Comer and Frank endeavored to assemble an entirely new cast for this new edition. For the lead role of Jimmie, it was Jack Anthony, a young announcer for radio station KCKN (defunct) in Kansas City. The role of Speed Robertson went to Shelby Storck, who had been a newscaster for WDAF and was then in public relations work. The role of Speed and Jimmie's mechanic Flash Lewis went to Al Christy, a WDAF announcer who later went on to appear on the TV shows Bonanza and Punky Brewster, as well as in the films In Cold Blood and Mr. and Mrs. Bridge. Other Kansas City radio announcers played supporting roles, and it is apparent, listening to these episodes, that some of the same actors were playing several different roles, with slightly different accents.
Comer sold this new edition of the series to the International Shoe Company of St. Louis and several oil companies, and the first broadcast occurred on October 14, 1946, over KFH in Wichita, Kansas. It first aired on a Kansas City station on January 1, 1947. Though the lead actors were all capable and the scripts were all fairly exciting and well written, the show did not receive enough promotion and did not achieve the fascination of the 1930s series. By the end of 1947, after the production of more than 400 episodes, the program was cancelled. Repeats of the 1946-47 edition of Jimmie Allen continued to air until the mid-1950s.
The program's history remained vague until a Jimmie Allen advocate named Walter House published a detailed two-part article about the show in a model-airplane magazine during the 1980s. More recently, an MP3 CD featuring 131 episodes (from 1936 to 1937 and 1946–47) was released. The 1930s episodes suffer from extremely poor sound quality, but the post-war episodes sound just as they must have on the airwaves in the 1940s.
- "Screenplay info: 'The Sky Parade' (1936)".
- Harmon, Jim (2011). Radio Mystery and Adventure and Its Appearances in Film, Television and Other Media. McFarland & Co. pp. 1–6. ISBN 9780786485086. Retrieved 8 April 2020.
- Burtt, Robert M. "28 Exciting Years," Writer's Digest, November 1961.

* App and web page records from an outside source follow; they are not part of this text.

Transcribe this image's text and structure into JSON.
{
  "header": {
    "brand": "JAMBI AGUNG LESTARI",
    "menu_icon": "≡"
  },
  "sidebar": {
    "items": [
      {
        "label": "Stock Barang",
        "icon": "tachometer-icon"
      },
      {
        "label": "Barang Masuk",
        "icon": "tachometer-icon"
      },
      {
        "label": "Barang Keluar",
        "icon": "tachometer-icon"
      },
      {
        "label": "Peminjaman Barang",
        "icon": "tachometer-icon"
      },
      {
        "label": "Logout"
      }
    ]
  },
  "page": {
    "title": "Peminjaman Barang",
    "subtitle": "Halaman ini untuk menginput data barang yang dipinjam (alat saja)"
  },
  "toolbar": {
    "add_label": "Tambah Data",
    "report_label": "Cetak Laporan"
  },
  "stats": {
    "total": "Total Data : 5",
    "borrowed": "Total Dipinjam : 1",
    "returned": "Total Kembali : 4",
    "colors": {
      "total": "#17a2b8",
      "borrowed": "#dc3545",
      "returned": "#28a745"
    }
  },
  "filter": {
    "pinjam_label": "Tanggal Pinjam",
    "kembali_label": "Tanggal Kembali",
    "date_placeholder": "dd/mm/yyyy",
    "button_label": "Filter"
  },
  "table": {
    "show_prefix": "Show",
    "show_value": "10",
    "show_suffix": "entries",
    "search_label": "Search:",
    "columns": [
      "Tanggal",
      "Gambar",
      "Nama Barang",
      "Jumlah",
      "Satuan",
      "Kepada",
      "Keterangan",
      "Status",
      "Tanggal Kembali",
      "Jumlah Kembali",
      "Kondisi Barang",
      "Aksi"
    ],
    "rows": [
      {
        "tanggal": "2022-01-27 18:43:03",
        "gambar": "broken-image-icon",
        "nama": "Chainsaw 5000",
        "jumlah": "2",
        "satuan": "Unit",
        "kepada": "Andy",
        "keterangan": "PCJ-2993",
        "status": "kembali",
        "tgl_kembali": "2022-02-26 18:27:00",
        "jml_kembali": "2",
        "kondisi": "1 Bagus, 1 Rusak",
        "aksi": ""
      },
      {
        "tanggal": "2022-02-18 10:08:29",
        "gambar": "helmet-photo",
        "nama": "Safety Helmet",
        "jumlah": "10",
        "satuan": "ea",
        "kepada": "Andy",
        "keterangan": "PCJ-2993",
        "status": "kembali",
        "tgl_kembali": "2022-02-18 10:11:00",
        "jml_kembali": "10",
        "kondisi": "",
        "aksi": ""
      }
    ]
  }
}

- "(untitled brief)" (PDF). Broadcasting. March 1, 1933. Retrieved 22 December 2014.
Graham, Charles W., "'Jimmie Allen' Comes Home as Basis of New Radio Enterprise," Kansas City Star, December 1, 1946.